There is a lot of unexplored potential within Morningstar, and unanswered questions. A prime question would be why was Morningstar so close to Deadrock, especially when it was considered off-limits by the UN in the first place. Or why Powell has such a intense dislike towards his captain, despite the fact they can work well together. I honestly do not even know what Powell does in the ship. I know there is Novak who is the captain, the dead ship engineer…so what is Powell’s role in the 3-man space vessel exactly? Is he the medical officer since there is a medic bay or is he the co-pilot?
I think the most frustrating aspect to this is that ‘Deadrock’ is not really dead at all. As there is at least two alien species you find, yet you cannot find more about them, because all the game focuses on is escaping the planet. You are not given the freedom to explore. It is a shame since I can easily imagine how a crashed spaceship leads to a story more compelling. Perhaps the last days of an advanced alien race on Deadrock whom are searching for a way to help their species to survive? Or perhaps a story about the military cruiser wreck you found, about the crew’s last moments. What about the mysterious alien corpse you found? There was nothing about the corpse but you find it in a rather advanced bunker….and it was stabbed to death. So many questions but no answers.
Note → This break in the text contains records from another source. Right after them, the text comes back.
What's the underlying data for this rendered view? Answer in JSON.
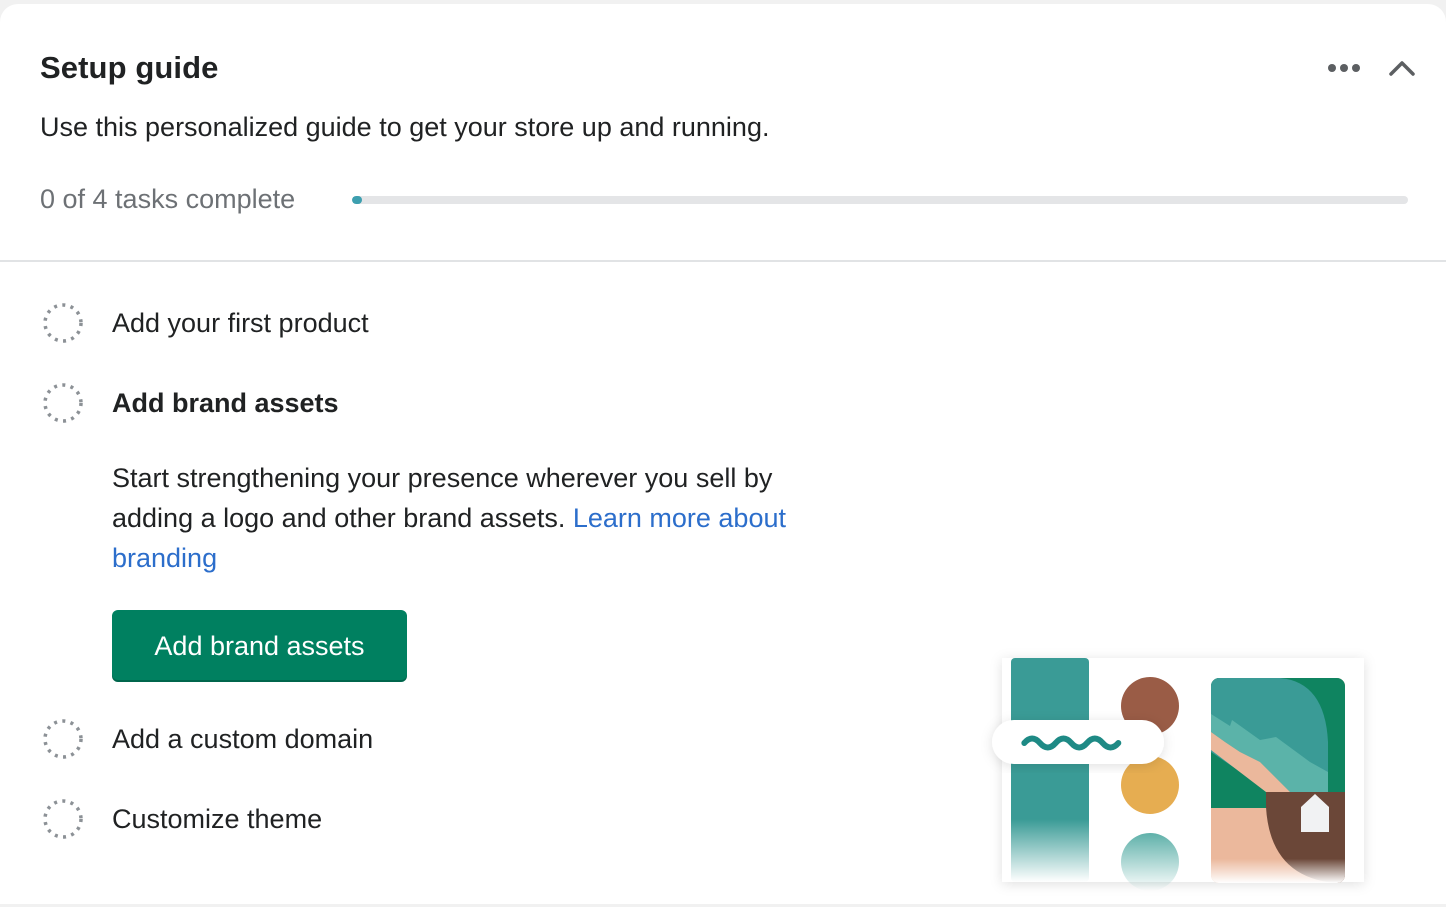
{
  "card": {
    "title": "Setup guide",
    "subtitle": "Use this personalized guide to get your store up and running.",
    "actions": {
      "more_icon": "more-horizontal-icon",
      "collapse_icon": "chevron-up-icon"
    }
  },
  "progress": {
    "label": "0 of 4 tasks complete",
    "completed": 0,
    "total": 4,
    "fill_color": "#3d9faf"
  },
  "tasks": [
    {
      "label": "Add your first product",
      "status": "incomplete",
      "expanded": false
    },
    {
      "label": "Add brand assets",
      "status": "incomplete",
      "expanded": true,
      "description": "Start strengthening your presence wherever you sell by adding a logo and other brand assets. ",
      "link_text": "Learn more about branding",
      "button_label": "Add brand assets",
      "illustration": "brand-assets-illustration"
    },
    {
      "label": "Add a custom domain",
      "status": "incomplete",
      "expanded": false
    },
    {
      "label": "Customize theme",
      "status": "incomplete",
      "expanded": false
    }
  ],
  "colors": {
    "primary_button": "#008060",
    "link": "#2c6ecb",
    "text": "#202223",
    "subdued_text": "#6d7175"
  }
}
I still think $11SGD is a bit high for this game, especially how ‘light’ the game felt. The game feels like a remastered version of the free browser game with new (and amazingly done) cinematic cut-scenes. The voice-acting was far too bland which was disappointing, but the soundtrack was perfect to me. There are too many unanswered questions however, and I think that is my biggest disappointment of all. Otherwise, despite the faults it was a fairly decent game. However it could be finished in less than two hours. I think I took about one hour to finish the game, and that was even with me starting the game over again once when I thought I had messed a puzzle up. You would not be missing much if you chose to play the free browser version.